Zimbabwe has seen an increase in reported cases of abuse and bringing out the issues into the open is a first and important starting point. Although the issues highlighted therein can be overwhelming, abuse needs to be tackled if our country is to move forward progressively. As Zimbabweans, our circumstances may be very difficult, but we are still alive.  As long as there is life, there is HOPE. That hope is what should inspire us and encourage us to look upwards and forwards.

Our country, Zimbabwe, is blessed with so many unmatched resources:– a very intelligent and hardworking population, fertile farming land, vast mineral reserves, beautiful nature, etc.  I have watched Zimbabweans remain resolute even when the economy is upside down.  Look around and observe how we have generally maintained a high standard of life as we build ourselves beautiful homes and send our children to school.  We are problem solvers.  We find a way of making things work.  The issues of abuse or homelessness are not unique to Zimbabwe.  They are everywhere in the world, including first world countries.  However, I totally believe that Zimbabwe has been uniquely blessed with the spirit of an eagle. We are a prophetic nation.  Prophets offer solutions.  Prophets are game changers and Zimbabwe is coming out of the mess we see ourselves in today because Zimbabwe is a beacon.  She is an Oracle of God.  Her people are being trained to find solutions.  I believe that together we can conquer the mountain of poverty which breeds abuse and creates problems such as homelessness.

There can be no true development of a nation, if her people are left behind in the doldrums of poverty and abuse.  However, development is not driven by the government alone, but by all sectors of society, down to each one of us as individuals.  I am blessed with the honour and privilege of walking with the Lord Jesus Christ every day.  He opened the eyes of my spirit to see the problem of homelessness on the streets of Harare and I understood that behind every problem, there is a solution. After taking time out to listen to the voice of God, I answered His call to work with vulnerable and marginalized people, including the homeless.  As a result, G.R.A.C.E Foundation (God Remembers All Children Everywhere) was registered as a trust after interacting with these precious people for over two years.  We are in the process of registering as a Public Voluntary Organisation (PVO).

Our mission is simply to minister the love of God to another human being.  That love is what inspires hope and we are hopeful for a better tomorrow. However, hope alone will not get us there.  We need to take appropriate action as we are directed and inspired by the Holy Spirit. I will be reaching out to all Zimbabweans at home and in the diaspora, so that we can work together in order to achieve the goals of GRACE Foundation.

My husband and I have 4 beautiful children aged between 8 and 24, and a grandchild aged 9 months.  I had all of my children by cesarean section and although I had to endure excruciating pain for at least 2 weeks after delivery, I found a positive coping mechanism to help me out of that pain.

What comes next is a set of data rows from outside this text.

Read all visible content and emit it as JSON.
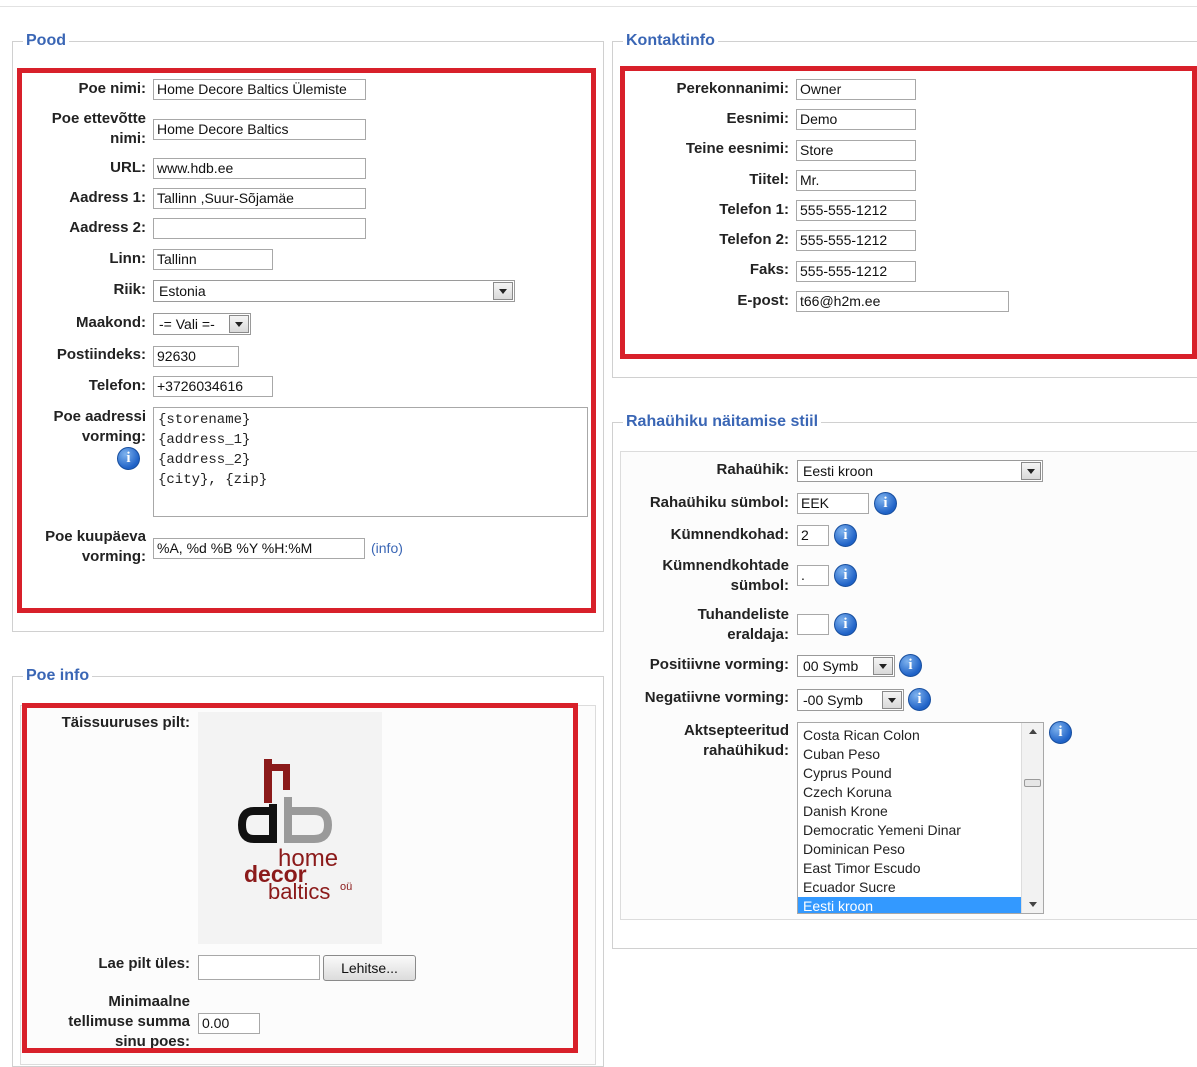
{
  "colors": {
    "accent": "#3a66b5",
    "highlight": "#d8202a",
    "selected": "#3399ff"
  },
  "store": {
    "legend": "Pood",
    "name_label": "Poe nimi:",
    "name_value": "Home Decore Baltics Ülemiste",
    "company_label_1": "Poe ettevõtte",
    "company_label_2": "nimi:",
    "company_value": "Home Decore Baltics",
    "url_label": "URL:",
    "url_value": "www.hdb.ee",
    "address1_label": "Aadress 1:",
    "address1_value": "Tallinn ,Suur-Sõjamäe",
    "address2_label": "Aadress 2:",
    "address2_value": "",
    "city_label": "Linn:",
    "city_value": "Tallinn",
    "country_label": "Riik:",
    "country_value": "Estonia",
    "county_label": "Maakond:",
    "county_value": "-= Vali =-",
    "zip_label": "Postiindeks:",
    "zip_value": "92630",
    "phone_label": "Telefon:",
    "phone_value": "+3726034616",
    "address_format_label_1": "Poe aadressi",
    "address_format_label_2": "vorming:",
    "address_format_lines": [
      "{storename}",
      "{address_1}",
      "{address_2}",
      "{city}, {zip}"
    ],
    "date_format_label_1": "Poe kuupäeva",
    "date_format_label_2": "vorming:",
    "date_format_value": "%A, %d %B %Y %H:%M",
    "date_format_link": "(info)"
  },
  "contact": {
    "legend": "Kontaktinfo",
    "fields": [
      {
        "label": "Perekonnanimi:",
        "value": "Owner"
      },
      {
        "label": "Eesnimi:",
        "value": "Demo"
      },
      {
        "label": "Teine eesnimi:",
        "value": "Store"
      },
      {
        "label": "Tiitel:",
        "value": "Mr."
      },
      {
        "label": "Telefon 1:",
        "value": "555-555-1212"
      },
      {
        "label": "Telefon 2:",
        "value": "555-555-1212"
      },
      {
        "label": "Faks:",
        "value": "555-555-1212"
      },
      {
        "label": "E-post:",
        "value": "t66@h2m.ee"
      }
    ]
  },
  "currency": {
    "legend": "Rahaühiku näitamise stiil",
    "currency_label": "Rahaühik:",
    "currency_value": "Eesti kroon",
    "symbol_label": "Rahaühiku sümbol:",
    "symbol_value": "EEK",
    "decimals_label": "Kümnendkohad:",
    "decimals_value": "2",
    "decimal_symbol_label_1": "Kümnendkohtade",
    "decimal_symbol_label_2": "sümbol:",
    "decimal_symbol_value": ".",
    "thousands_label_1": "Tuhandeliste",
    "thousands_label_2": "eraldaja:",
    "thousands_value": "",
    "positive_label": "Positiivne vorming:",
    "positive_value": "00 Symb",
    "negative_label": "Negatiivne vorming:",
    "negative_value": "-00 Symb",
    "accepted_label_1": "Aktsepteeritud",
    "accepted_label_2": "rahaühikud:",
    "accepted_options": [
      "Costa Rican Colon",
      "Cuban Peso",
      "Cyprus Pound",
      "Czech Koruna",
      "Danish Krone",
      "Democratic Yemeni Dinar",
      "Dominican Peso",
      "East Timor Escudo",
      "Ecuador Sucre",
      "Eesti kroon"
    ],
    "accepted_selected": "Eesti kroon"
  },
  "storeinfo": {
    "legend": "Poe info",
    "image_label": "Täissuuruses pilt:",
    "logo_text_1": "home",
    "logo_text_2": "decor",
    "logo_text_3": "baltics",
    "logo_text_4": "oü",
    "upload_label": "Lae pilt üles:",
    "upload_value": "",
    "browse_button": "Lehitse...",
    "min_order_label_1": "Minimaalne",
    "min_order_label_2": "tellimuse summa",
    "min_order_label_3": "sinu poes:",
    "min_order_value": "0.00"
  }
}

I would focus my mind on forthcoming joyous occasions such as Easter, Christmas and birthdays, when we would have quality time as a family.  I relished the prospects of witnessing key milestones in the development of each and every one of my children, as well as fulfilling our divine purposes.  That is what hope does and that is how I overcame all the abuse I experienced as a child.  The love of Jesus Christ does cover a multitude of ills and abuse can be overcome and stopped with love.  If each one of us can do our part, we will win. Indeed together we can and must STOP THE ABUSE.


If you have been a victim of abuse, and in need of counselling and prayer, do feel free to get in touch on my contact details as provided.